In the fourth phase it is largely made from our own manufactured equipment.
The Sukhoi Su-30MKI, which Indian aviation enthusiasts venerate more than any other fighter, owes much of its success to the DRDO-run Project Vetrivale, which was possible only because of the sweat and toil that went into the LCA programme. In the process, the nation has developed a respectable system of specialised companies and suppliers that can contribute to future projects. Astra Microwave, Data Patterns, and Samtel are just a few examples of companies that cut their teeth on the LCA and now offer world-class aerospace components, subsystems and services.
The benefits of the technologies and infrastructure developed as a result of these programmes extend beyond individual projects. Owing to their strategic nature, they have the potential to strongly influence economic and national security outcomes for the better. One could argue that they already do. They have enabled the manufacture of engineered systems for civilian and military use that are tailored to local requirements, as well as spin-offs in other sectors of the economy.
To take just one example, some of the technologies developed in the course of the Tejas’ Kaveri engine programme are now used by Bharat Heavy Electricals Limited (BHEL) in the manufacture of gas turbine engines for power generation. If exploited properly, they shall go a long way towards limiting the expenditure of foreign exchange on imported weaponry that generates very little economic benefit. More importantly, they shall empower the nation to take (or threaten) military action while limiting the risks of coercive pressure from hostile countries that might use technology embargoes or the termination of military sales to restrict the supply of critical military equipment.

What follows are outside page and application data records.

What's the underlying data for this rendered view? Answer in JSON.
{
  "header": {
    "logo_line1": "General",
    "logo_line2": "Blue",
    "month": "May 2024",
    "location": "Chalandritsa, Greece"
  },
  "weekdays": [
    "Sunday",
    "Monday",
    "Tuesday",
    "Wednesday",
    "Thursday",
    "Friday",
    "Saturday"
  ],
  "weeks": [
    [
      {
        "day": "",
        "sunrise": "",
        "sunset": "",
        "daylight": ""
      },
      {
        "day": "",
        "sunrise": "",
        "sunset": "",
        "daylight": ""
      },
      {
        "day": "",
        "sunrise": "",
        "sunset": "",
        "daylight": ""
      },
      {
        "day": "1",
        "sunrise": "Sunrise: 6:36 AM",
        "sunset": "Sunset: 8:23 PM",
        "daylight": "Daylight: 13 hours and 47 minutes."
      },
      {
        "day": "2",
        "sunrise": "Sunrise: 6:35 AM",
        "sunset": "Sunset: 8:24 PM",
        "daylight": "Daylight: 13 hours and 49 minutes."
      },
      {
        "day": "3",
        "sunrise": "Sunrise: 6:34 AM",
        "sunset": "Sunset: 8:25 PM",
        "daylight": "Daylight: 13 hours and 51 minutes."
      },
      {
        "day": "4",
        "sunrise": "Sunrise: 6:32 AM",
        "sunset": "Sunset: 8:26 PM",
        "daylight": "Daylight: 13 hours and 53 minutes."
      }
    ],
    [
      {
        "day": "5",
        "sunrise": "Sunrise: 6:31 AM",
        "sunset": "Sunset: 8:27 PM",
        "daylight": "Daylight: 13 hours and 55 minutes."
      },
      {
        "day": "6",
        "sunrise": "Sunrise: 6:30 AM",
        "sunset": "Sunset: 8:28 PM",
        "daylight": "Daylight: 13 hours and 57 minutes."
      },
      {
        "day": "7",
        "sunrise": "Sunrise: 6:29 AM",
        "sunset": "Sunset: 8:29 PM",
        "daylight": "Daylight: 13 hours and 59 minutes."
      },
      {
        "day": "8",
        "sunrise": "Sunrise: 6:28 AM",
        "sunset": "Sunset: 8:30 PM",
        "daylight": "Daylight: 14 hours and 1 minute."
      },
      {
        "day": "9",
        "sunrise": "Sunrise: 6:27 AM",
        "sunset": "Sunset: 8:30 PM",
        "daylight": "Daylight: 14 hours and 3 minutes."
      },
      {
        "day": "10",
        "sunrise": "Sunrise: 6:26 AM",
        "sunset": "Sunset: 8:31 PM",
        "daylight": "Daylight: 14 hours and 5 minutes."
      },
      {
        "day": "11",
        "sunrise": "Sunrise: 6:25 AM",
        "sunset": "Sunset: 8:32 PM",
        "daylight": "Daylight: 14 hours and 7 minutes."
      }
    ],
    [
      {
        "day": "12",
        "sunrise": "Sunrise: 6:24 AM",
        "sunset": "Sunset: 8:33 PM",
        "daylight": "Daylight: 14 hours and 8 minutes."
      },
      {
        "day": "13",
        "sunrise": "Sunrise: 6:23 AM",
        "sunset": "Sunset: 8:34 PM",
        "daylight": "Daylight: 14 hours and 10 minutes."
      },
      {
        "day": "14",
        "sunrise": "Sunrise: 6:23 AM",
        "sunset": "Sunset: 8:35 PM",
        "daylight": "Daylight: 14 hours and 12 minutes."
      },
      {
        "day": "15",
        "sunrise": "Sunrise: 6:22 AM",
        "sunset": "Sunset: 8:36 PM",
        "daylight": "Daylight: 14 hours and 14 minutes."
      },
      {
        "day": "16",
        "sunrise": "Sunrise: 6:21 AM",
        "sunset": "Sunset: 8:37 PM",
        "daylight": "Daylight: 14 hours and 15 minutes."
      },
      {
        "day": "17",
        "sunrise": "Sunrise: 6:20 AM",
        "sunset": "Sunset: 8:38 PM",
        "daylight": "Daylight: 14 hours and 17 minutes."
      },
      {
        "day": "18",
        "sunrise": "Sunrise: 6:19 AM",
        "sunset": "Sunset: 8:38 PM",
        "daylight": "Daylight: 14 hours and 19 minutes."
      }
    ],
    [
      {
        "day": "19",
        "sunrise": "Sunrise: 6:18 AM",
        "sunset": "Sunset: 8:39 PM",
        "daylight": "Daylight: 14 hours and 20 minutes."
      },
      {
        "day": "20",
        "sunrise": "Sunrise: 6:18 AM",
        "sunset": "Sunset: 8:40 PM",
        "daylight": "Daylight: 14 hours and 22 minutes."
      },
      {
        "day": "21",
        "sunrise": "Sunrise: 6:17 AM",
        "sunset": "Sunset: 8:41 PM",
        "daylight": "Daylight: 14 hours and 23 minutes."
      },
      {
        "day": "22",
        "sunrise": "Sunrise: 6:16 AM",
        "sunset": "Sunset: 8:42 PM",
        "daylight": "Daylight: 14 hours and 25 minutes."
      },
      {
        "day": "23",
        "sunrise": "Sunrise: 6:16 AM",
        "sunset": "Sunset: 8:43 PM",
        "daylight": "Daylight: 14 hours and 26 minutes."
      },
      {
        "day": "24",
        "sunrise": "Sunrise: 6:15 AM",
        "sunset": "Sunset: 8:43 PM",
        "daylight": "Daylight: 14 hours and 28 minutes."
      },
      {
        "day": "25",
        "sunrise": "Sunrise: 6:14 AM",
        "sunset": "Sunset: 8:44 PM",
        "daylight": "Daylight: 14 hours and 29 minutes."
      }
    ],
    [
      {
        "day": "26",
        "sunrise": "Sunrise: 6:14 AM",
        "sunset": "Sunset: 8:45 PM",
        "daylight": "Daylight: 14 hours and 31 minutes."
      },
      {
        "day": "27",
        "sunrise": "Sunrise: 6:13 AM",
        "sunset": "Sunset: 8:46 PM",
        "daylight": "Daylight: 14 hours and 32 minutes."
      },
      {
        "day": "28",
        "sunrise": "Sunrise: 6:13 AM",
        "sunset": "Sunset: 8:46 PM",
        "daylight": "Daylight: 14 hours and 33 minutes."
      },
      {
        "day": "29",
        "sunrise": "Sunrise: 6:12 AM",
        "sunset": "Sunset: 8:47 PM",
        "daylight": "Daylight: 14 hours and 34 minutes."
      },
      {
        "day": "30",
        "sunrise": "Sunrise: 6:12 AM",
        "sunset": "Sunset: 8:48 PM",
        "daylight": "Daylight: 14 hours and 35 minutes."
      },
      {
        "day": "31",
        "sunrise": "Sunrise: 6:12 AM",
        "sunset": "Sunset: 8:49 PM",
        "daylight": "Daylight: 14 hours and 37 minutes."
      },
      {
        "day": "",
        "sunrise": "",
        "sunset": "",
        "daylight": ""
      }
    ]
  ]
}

The upgrade programs of many old fighter planes in IAF was facilitated due to the advanced avionics developed for Su-30 MKI. It all happened because of Project Vetrivale. That we were able to use them thus creating greater orders for the big aviation ecosystem in India.
And that is the real benefit of inducting a locally-made jet in large numbers, even though it may fall short on certain performance parameters. As Shiv Aroor so rightly says, the endless bickering over minute technical details has to stop.
And with the technological know-how as well as an industrial ecosystem largely in place, the development of the next generation of fighter is bound to be a little smoother, a little less uncertain, and constrained by fewer technological hurdles than the LCA was.
The manufacturing sector ecosystem developed by Su-30 MKI and advanced test facilities developed by LCA program. This why we must celebrate the success of Sukhoi Su-30 MKI.